_ACTIVITY:_
If a line in the data holds the string "selected", list it.

(App and web page records)
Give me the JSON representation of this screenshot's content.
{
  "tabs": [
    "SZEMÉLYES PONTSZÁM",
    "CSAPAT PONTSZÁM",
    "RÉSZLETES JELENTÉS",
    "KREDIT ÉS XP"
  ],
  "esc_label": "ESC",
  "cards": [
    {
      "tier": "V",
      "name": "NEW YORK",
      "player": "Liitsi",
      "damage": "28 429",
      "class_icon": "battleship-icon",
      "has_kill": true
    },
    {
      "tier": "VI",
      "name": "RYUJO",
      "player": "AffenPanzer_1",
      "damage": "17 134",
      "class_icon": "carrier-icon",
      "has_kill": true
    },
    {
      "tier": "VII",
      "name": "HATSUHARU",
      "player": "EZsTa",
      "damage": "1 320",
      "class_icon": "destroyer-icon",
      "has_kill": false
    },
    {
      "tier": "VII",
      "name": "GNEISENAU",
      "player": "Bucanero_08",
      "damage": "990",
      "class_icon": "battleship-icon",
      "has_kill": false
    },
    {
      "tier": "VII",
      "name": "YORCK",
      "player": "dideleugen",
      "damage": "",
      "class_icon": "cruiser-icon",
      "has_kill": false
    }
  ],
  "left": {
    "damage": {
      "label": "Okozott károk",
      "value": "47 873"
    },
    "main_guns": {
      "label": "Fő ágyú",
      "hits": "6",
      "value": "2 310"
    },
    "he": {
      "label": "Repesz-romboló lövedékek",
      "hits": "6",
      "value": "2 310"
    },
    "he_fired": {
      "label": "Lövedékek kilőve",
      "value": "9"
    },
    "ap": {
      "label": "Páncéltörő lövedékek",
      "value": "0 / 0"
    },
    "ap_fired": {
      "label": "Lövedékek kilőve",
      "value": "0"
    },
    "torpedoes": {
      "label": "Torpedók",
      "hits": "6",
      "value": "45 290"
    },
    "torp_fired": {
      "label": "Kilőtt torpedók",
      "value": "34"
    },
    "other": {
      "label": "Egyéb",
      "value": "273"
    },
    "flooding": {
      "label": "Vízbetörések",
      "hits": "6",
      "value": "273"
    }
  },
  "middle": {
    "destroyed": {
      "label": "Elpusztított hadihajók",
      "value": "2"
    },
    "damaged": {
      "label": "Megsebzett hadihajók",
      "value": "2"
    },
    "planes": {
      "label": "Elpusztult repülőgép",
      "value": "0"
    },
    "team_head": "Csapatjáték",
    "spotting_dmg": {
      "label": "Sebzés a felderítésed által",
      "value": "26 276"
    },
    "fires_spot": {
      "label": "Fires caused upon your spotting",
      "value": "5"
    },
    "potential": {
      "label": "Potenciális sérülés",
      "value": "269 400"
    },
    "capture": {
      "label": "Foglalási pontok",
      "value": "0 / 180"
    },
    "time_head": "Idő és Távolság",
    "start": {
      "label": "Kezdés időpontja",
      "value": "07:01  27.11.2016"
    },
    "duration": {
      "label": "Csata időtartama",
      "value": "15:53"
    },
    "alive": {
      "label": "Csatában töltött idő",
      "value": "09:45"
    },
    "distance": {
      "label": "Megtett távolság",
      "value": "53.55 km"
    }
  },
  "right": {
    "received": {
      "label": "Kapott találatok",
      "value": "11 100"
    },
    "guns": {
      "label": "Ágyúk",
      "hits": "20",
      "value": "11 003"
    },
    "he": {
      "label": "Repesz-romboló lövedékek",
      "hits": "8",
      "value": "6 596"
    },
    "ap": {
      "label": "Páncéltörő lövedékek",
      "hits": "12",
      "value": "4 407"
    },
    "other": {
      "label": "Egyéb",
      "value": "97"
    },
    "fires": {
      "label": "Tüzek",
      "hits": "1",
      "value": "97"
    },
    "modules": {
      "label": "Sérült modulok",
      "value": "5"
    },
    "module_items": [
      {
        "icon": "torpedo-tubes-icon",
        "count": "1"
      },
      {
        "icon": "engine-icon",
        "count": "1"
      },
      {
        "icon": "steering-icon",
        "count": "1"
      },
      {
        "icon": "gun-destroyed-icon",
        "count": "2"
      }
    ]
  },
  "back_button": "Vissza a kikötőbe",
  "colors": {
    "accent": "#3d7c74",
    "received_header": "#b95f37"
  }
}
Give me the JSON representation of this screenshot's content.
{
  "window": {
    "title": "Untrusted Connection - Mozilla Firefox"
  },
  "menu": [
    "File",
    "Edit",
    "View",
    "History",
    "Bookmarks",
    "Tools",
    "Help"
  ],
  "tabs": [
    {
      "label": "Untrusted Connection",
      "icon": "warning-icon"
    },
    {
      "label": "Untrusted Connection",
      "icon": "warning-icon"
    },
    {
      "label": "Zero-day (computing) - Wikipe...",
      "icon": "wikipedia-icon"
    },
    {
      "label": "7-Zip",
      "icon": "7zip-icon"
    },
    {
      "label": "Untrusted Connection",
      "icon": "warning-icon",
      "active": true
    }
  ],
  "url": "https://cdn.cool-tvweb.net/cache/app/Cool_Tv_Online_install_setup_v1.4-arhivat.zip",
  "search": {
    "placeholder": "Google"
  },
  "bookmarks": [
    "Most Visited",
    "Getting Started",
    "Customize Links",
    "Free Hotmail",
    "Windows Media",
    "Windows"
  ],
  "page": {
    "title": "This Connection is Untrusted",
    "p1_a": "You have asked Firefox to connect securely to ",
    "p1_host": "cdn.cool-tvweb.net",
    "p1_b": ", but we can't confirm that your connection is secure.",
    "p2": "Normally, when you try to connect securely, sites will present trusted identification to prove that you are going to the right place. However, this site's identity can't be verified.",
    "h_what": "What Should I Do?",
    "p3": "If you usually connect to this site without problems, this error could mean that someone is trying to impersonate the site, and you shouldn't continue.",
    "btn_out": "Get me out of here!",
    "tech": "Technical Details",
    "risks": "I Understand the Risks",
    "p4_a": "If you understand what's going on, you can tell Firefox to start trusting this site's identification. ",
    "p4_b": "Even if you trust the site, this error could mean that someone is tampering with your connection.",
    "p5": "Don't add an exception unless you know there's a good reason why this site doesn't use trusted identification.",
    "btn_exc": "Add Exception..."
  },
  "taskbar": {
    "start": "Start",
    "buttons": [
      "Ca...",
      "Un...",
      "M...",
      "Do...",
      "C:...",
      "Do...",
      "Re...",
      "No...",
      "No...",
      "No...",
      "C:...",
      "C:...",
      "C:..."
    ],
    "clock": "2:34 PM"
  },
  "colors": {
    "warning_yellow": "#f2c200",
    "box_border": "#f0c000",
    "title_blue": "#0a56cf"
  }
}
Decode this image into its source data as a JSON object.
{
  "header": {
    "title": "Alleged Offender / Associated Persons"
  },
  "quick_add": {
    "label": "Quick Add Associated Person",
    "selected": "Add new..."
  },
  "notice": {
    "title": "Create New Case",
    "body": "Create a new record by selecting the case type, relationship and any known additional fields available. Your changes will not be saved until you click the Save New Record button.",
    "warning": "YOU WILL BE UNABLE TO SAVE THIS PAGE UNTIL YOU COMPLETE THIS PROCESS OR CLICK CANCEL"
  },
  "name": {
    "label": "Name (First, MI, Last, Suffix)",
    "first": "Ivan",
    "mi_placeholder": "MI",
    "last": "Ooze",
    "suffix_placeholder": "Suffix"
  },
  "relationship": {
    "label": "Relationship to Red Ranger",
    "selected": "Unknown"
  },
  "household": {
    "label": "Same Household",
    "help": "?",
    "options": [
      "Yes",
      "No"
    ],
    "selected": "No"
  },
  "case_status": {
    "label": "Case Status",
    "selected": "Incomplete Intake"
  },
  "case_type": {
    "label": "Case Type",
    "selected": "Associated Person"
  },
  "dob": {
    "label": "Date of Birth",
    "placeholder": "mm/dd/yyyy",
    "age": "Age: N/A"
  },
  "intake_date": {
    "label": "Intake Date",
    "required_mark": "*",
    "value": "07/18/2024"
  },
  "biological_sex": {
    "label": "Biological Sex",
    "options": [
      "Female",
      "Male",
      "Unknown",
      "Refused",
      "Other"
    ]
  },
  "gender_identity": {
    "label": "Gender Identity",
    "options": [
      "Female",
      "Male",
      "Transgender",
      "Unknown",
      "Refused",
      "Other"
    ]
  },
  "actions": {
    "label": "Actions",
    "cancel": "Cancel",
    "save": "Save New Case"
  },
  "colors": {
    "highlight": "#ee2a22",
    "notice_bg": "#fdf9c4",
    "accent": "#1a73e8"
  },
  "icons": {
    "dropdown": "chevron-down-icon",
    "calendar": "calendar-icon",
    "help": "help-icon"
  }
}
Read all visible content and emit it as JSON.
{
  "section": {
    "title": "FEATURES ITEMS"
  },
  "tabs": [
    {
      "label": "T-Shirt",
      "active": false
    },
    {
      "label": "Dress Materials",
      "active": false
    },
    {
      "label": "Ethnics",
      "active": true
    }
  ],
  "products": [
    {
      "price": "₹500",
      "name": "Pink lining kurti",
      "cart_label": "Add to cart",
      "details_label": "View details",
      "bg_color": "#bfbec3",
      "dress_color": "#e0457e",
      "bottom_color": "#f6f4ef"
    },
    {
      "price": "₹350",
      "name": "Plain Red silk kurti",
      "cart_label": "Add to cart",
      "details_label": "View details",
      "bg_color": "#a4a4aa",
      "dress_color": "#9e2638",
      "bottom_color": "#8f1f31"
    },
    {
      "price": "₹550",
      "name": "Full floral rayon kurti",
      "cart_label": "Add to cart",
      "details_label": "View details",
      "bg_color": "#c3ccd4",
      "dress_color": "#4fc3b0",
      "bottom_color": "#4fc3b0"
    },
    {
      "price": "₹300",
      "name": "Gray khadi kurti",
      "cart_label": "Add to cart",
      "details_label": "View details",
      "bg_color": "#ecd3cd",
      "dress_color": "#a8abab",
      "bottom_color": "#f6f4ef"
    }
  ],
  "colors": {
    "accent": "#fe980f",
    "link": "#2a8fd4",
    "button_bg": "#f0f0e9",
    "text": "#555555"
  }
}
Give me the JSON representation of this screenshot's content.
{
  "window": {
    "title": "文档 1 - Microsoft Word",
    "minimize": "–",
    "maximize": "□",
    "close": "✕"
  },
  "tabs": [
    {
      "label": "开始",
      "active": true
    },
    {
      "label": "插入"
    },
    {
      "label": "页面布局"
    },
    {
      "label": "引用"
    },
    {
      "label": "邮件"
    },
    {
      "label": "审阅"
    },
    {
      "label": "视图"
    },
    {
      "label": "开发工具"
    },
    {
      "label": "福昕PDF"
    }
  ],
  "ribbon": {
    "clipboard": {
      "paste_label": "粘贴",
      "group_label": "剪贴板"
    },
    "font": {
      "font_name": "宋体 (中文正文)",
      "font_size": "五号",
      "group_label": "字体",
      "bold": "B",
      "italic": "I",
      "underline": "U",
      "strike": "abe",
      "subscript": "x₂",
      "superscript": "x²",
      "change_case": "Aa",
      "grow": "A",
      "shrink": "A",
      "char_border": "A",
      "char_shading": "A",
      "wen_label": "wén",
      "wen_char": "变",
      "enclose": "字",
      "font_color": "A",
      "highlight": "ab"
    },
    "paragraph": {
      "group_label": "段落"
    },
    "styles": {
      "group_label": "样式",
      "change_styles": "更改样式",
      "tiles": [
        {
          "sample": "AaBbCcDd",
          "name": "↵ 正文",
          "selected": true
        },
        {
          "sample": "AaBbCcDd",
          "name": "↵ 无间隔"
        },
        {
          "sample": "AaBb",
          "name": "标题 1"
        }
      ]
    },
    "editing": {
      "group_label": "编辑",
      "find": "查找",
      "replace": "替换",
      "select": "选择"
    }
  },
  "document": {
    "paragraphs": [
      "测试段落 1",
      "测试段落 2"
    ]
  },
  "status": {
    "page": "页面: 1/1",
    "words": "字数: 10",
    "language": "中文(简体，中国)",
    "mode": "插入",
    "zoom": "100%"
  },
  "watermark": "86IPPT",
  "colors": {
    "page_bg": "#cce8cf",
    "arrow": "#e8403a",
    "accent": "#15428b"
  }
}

_EXERCISE RESPONSE:_
    "selected": "Add new..."
    "selected": "Unknown"
    "selected": "No"
    "selected": "Incomplete Intake"
    "selected": "Associated Person"
          "selected": true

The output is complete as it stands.